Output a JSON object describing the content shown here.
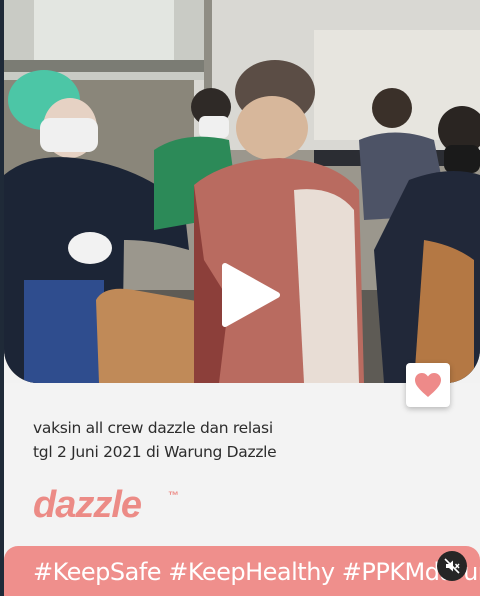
{
  "video": {
    "play_icon": "play-icon"
  },
  "like": {
    "icon": "heart-icon",
    "color": "#ee8a89"
  },
  "post": {
    "caption_lines": [
      "vaksin all crew dazzle dan relasi",
      "tgl 2 Juni 2021 di Warung Dazzle"
    ],
    "brand": "dazzle",
    "brand_mark": "™",
    "hashtags": "#KeepSafe #KeepHealthy #PPKMdarurat"
  },
  "controls": {
    "mute_icon": "speaker-muted-icon"
  },
  "colors": {
    "accent": "#ef8f8c",
    "brand": "#ec8b86",
    "card_background": "#f3f3f3"
  }
}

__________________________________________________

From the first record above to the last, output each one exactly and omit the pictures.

Output a JSON object describing the content shown here.
{
  "video": {
    "play_icon": "play-icon"
  },
  "like": {
    "icon": "heart-icon",
    "color": "#ee8a89"
  },
  "post": {
    "caption_lines": [
      "vaksin all crew dazzle dan relasi",
      "tgl 2 Juni 2021 di Warung Dazzle"
    ],
    "brand": "dazzle",
    "brand_mark": "™",
    "hashtags": "#KeepSafe #KeepHealthy #PPKMdarurat"
  },
  "controls": {
    "mute_icon": "speaker-muted-icon"
  },
  "colors": {
    "accent": "#ef8f8c",
    "brand": "#ec8b86",
    "card_background": "#f3f3f3"
  }
}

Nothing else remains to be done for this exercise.